August 11, 2010
I am a fee-only comprehensive financial advisor. I receive no compensation from any product I recommend. I am in support of immediate annuities as a part of a retirement plan but do not sell these products. I do recommend life insurance, disability but again I do not receive compensation from these recomenations. I made the decision to structure my business this way to insure that there were no conflicts of interest and to show my clients that I had no ulterior motive for recommending one service or product over another. The recommendations are what is best for their specific situation.
How can a client ever know why an advisor recommends a product when the advisors compensation depends on the sale of that product? The scope of the relationship between a broker and their client versus an advisor and their client is also completely different as evidenced by the following quote from "Schapiro: SEC is soliciting input on fiduciary issue" Investment News, Mark Schoeff, Jr. August 8, 2010:
"The bill stipulates that charging a commission and offering proprietary products are not necessarily violations of the fiduciary standard. It also says that broker-dealers won't have a continuing responsibility to their clients after the sale of a product. "
Fiduciary duty means putting your clients interests first and disclosing all conflicts of interest. How does selling a product to someone and then having no continuing responsiblity to that client constitute fiduciary duty?

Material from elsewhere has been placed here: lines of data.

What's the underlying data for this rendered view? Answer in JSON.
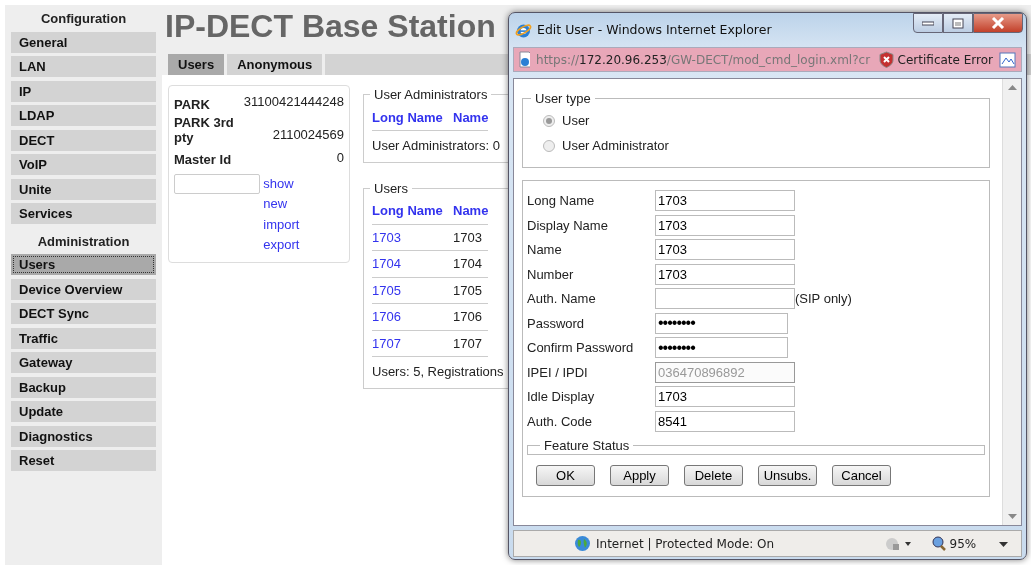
{
  "page": {
    "title": "IP-DECT Base Station"
  },
  "sidebar": {
    "sections": [
      {
        "heading": "Configuration",
        "items": [
          {
            "label": "General",
            "selected": false
          },
          {
            "label": "LAN",
            "selected": false
          },
          {
            "label": "IP",
            "selected": false
          },
          {
            "label": "LDAP",
            "selected": false
          },
          {
            "label": "DECT",
            "selected": false
          },
          {
            "label": "VoIP",
            "selected": false
          },
          {
            "label": "Unite",
            "selected": false
          },
          {
            "label": "Services",
            "selected": false
          }
        ]
      },
      {
        "heading": "Administration",
        "items": [
          {
            "label": "Users",
            "selected": true
          },
          {
            "label": "Device Overview",
            "selected": false
          },
          {
            "label": "DECT Sync",
            "selected": false
          },
          {
            "label": "Traffic",
            "selected": false
          },
          {
            "label": "Gateway",
            "selected": false
          },
          {
            "label": "Backup",
            "selected": false
          },
          {
            "label": "Update",
            "selected": false
          },
          {
            "label": "Diagnostics",
            "selected": false
          },
          {
            "label": "Reset",
            "selected": false
          }
        ]
      }
    ]
  },
  "tabs": [
    {
      "label": "Users",
      "selected": true
    },
    {
      "label": "Anonymous",
      "selected": false
    }
  ],
  "park_info": {
    "rows": [
      {
        "label": "PARK",
        "value": "31100421444248"
      },
      {
        "label": "PARK 3rd pty",
        "value": "2110024569"
      },
      {
        "label": "Master Id",
        "value": "0"
      }
    ],
    "links": [
      "show",
      "new",
      "import",
      "export"
    ]
  },
  "user_administrators": {
    "legend": "User Administrators",
    "columns": [
      "Long Name",
      "Name"
    ],
    "summary": "User Administrators: 0"
  },
  "users": {
    "legend": "Users",
    "columns": [
      "Long Name",
      "Name"
    ],
    "rows": [
      {
        "long_name": "1703",
        "name": "1703"
      },
      {
        "long_name": "1704",
        "name": "1704"
      },
      {
        "long_name": "1705",
        "name": "1705"
      },
      {
        "long_name": "1706",
        "name": "1706"
      },
      {
        "long_name": "1707",
        "name": "1707"
      }
    ],
    "summary": "Users: 5, Registrations"
  },
  "popup": {
    "title": "Edit User - Windows Internet Explorer",
    "address": {
      "scheme": "https://",
      "host": "172.20.96.253",
      "path": "/GW-DECT/mod_cmd_login.xml?cr"
    },
    "certificate": "Certificate Error",
    "user_type": {
      "legend": "User type",
      "disabled": true,
      "options": [
        {
          "label": "User",
          "selected": true
        },
        {
          "label": "User Administrator",
          "selected": false
        }
      ]
    },
    "fields": [
      {
        "label": "Long Name",
        "value": "1703",
        "kind": "text",
        "disabled": false
      },
      {
        "label": "Display Name",
        "value": "1703",
        "kind": "text",
        "disabled": false
      },
      {
        "label": "Name",
        "value": "1703",
        "kind": "text",
        "disabled": false
      },
      {
        "label": "Number",
        "value": "1703",
        "kind": "text",
        "disabled": false
      },
      {
        "label": "Auth. Name",
        "kind": "text",
        "disabled": false,
        "note": "(SIP only)"
      },
      {
        "label": "Password",
        "value": "••••••••",
        "kind": "password",
        "disabled": false
      },
      {
        "label": "Confirm Password",
        "value": "••••••••",
        "kind": "password",
        "disabled": false
      },
      {
        "label": "IPEI / IPDI",
        "value": "036470896892",
        "kind": "text",
        "disabled": true
      },
      {
        "label": "Idle Display",
        "value": "1703",
        "kind": "text",
        "disabled": false
      },
      {
        "label": "Auth. Code",
        "value": "8541",
        "kind": "text",
        "disabled": false
      }
    ],
    "feature_status": {
      "legend": "Feature Status"
    },
    "buttons": [
      "OK",
      "Apply",
      "Delete",
      "Unsubs.",
      "Cancel"
    ],
    "status_bar": {
      "zone": "Internet | Protected Mode: On",
      "zoom": "95%"
    }
  }
}
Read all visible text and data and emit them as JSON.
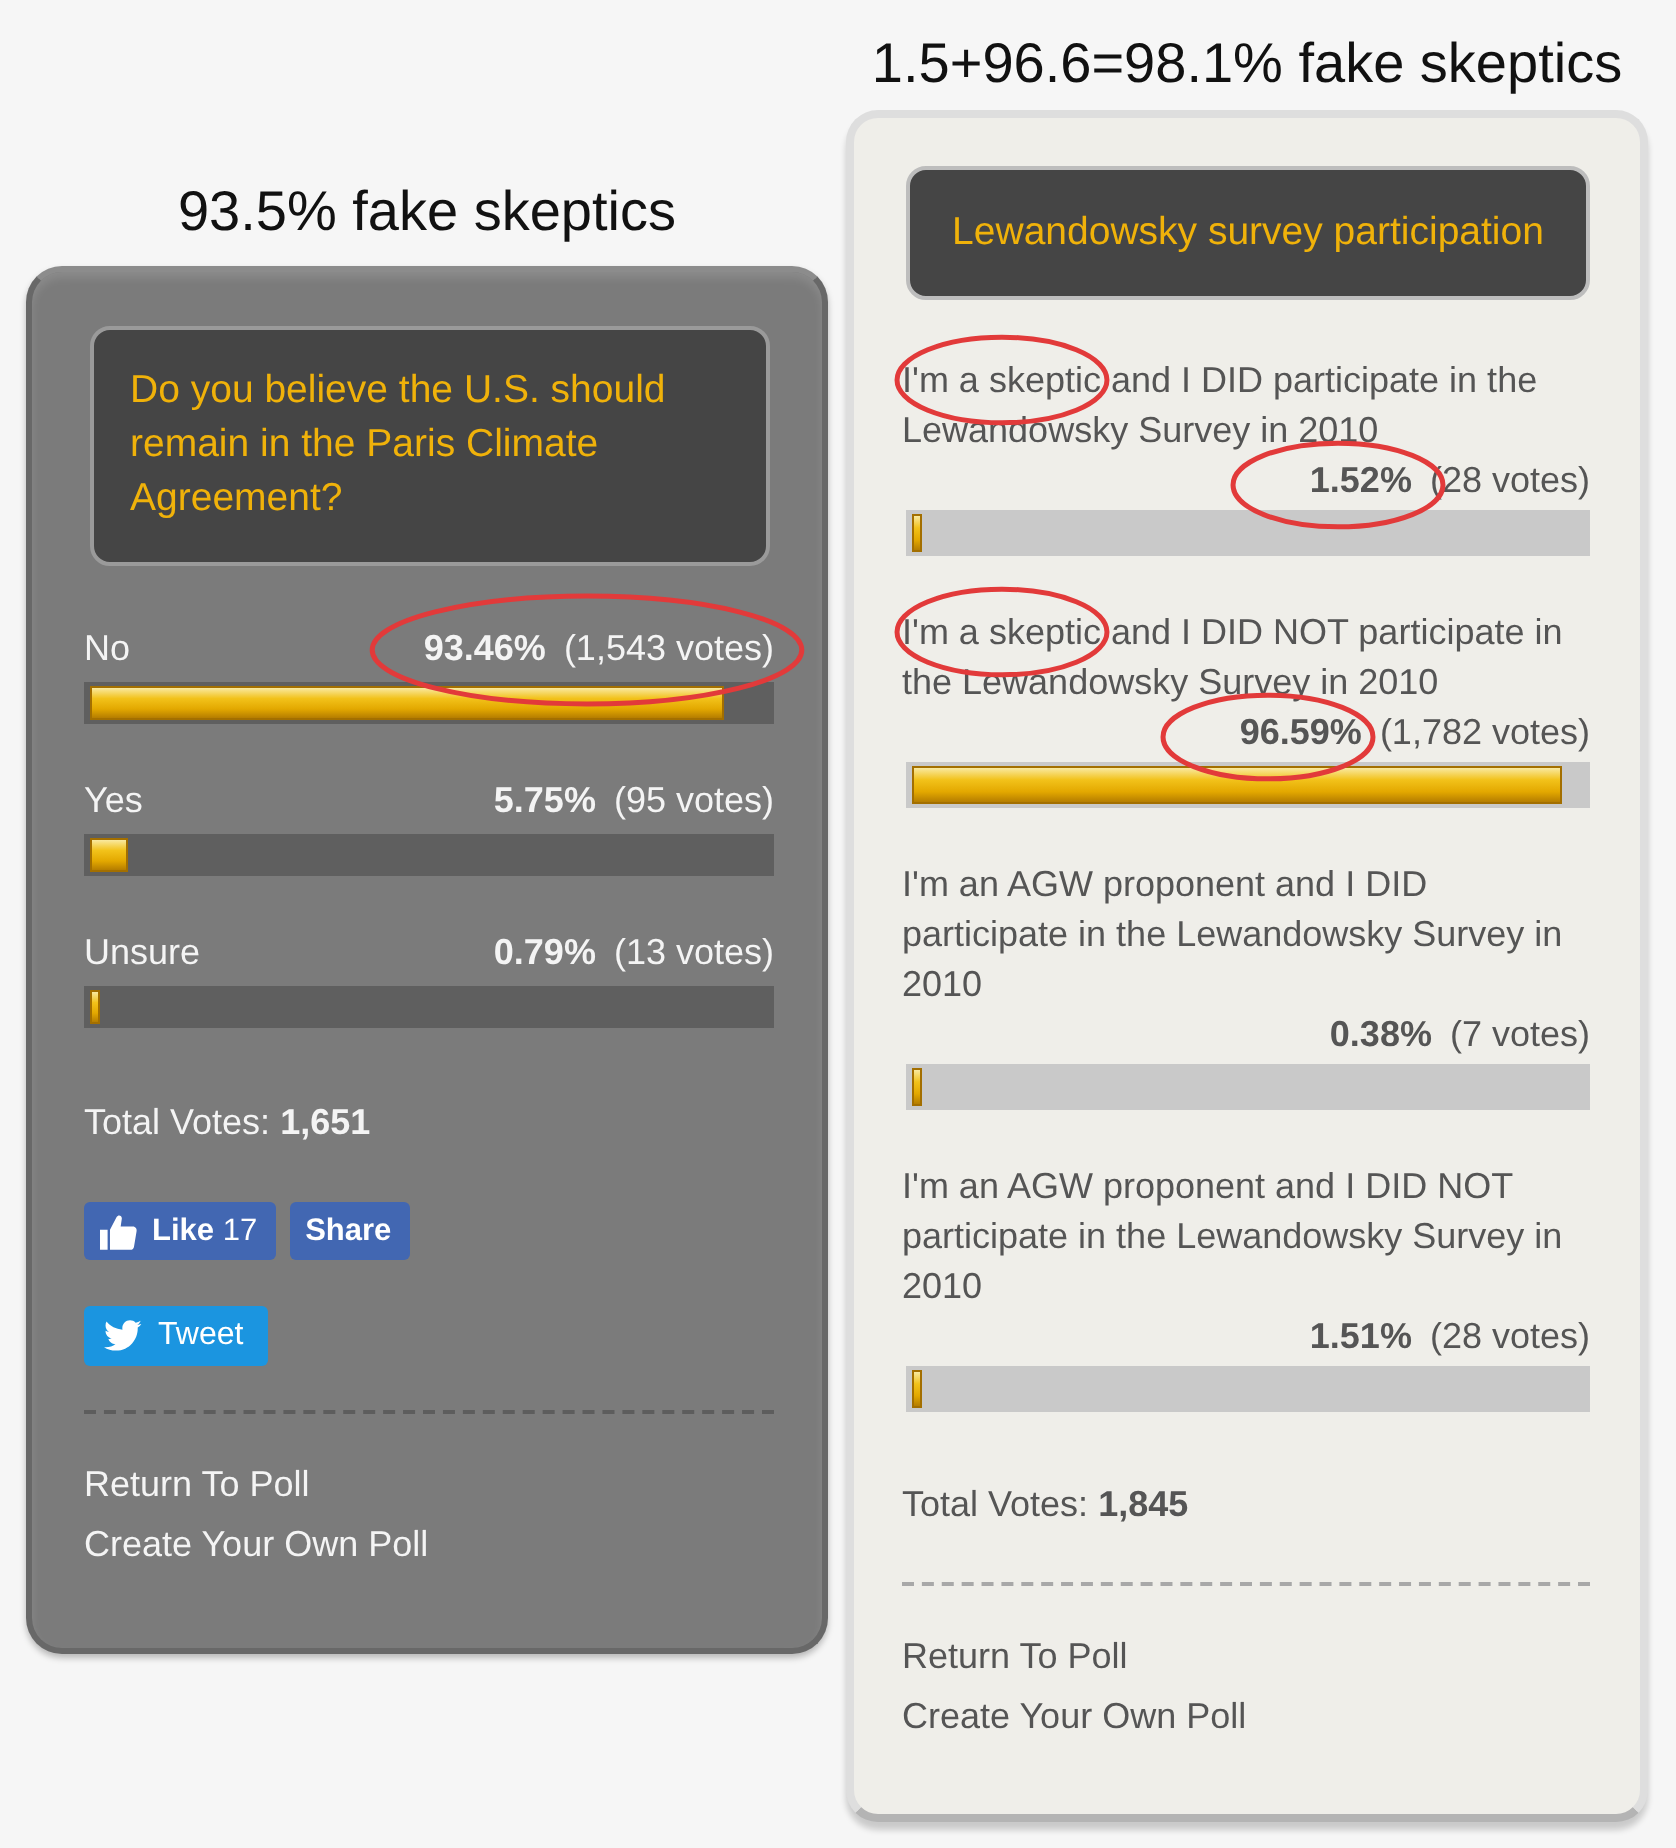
{
  "polls": [
    {
      "caption": "93.5% fake skeptics",
      "kind": "dark",
      "question": "Do you believe the U.S. should remain in the Paris Climate Agreement?",
      "options": [
        {
          "label": "No",
          "percent": "93.46%",
          "votes": "(1,543 votes)",
          "level": 0.9346,
          "label_circled": false,
          "percent_circled": true
        },
        {
          "label": "Yes",
          "percent": "5.75%",
          "votes": "(95 votes)",
          "level": 0.0575,
          "label_circled": false,
          "percent_circled": false
        },
        {
          "label": "Unsure",
          "percent": "0.79%",
          "votes": "(13 votes)",
          "level": 0.0079,
          "label_circled": false,
          "percent_circled": false
        }
      ],
      "total": "Total Votes: **1,651**",
      "social_rows": [
        {
          "buttons": [
            {
              "kind": "like",
              "label": "**Like** 17"
            },
            {
              "kind": "share",
              "label": "Share"
            }
          ]
        },
        {
          "buttons": [
            {
              "kind": "tweet",
              "label": "Tweet"
            }
          ]
        }
      ],
      "links": [
        "Return To Poll",
        "Create Your Own Poll"
      ]
    },
    {
      "caption": "1.5+96.6=98.1% fake skeptics",
      "kind": "light",
      "question": "Lewandowsky survey participation",
      "options": [
        {
          "label": "I'm a skeptic and I DID participate in the Lewandowsky Survey in 2010",
          "percent": "1.52%",
          "votes": "(28 votes)",
          "level": 0.0152,
          "label_circled": true,
          "percent_circled": true
        },
        {
          "label": "I'm a skeptic and I DID NOT participate in the Lewandowsky Survey in 2010",
          "percent": "96.59%",
          "votes": "(1,782 votes)",
          "level": 0.9659,
          "label_circled": true,
          "percent_circled": true
        },
        {
          "label": "I'm an AGW proponent and I DID participate in the Lewandowsky Survey in 2010",
          "percent": "0.38%",
          "votes": "(7 votes)",
          "level": 0.0038,
          "label_circled": false,
          "percent_circled": false
        },
        {
          "label": "I'm an AGW proponent and I DID NOT participate in the Lewandowsky Survey in 2010",
          "percent": "1.51%",
          "votes": "(28 votes)",
          "level": 0.0151,
          "label_circled": false,
          "percent_circled": false
        }
      ],
      "total": "Total Votes: **1,845**",
      "links": [
        "Return To Poll",
        "Create Your Own Poll"
      ]
    }
  ]
}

Unless the entire compensation structure for the commission based brokers is changed i see no way to truly protect the consumer from predatory salespeople. The only way to protect the public is to educate them on the differences between fee-only, fee-based, fee-offset and commission based brokers/advisors. Explain the differences between being registered with the SEC and being a registerd representative and teach the public how to do background checks on brokers/advisors. We do not necessarily need more regulation we need existing regulations to be enforced and brought up to date with changing financial markets.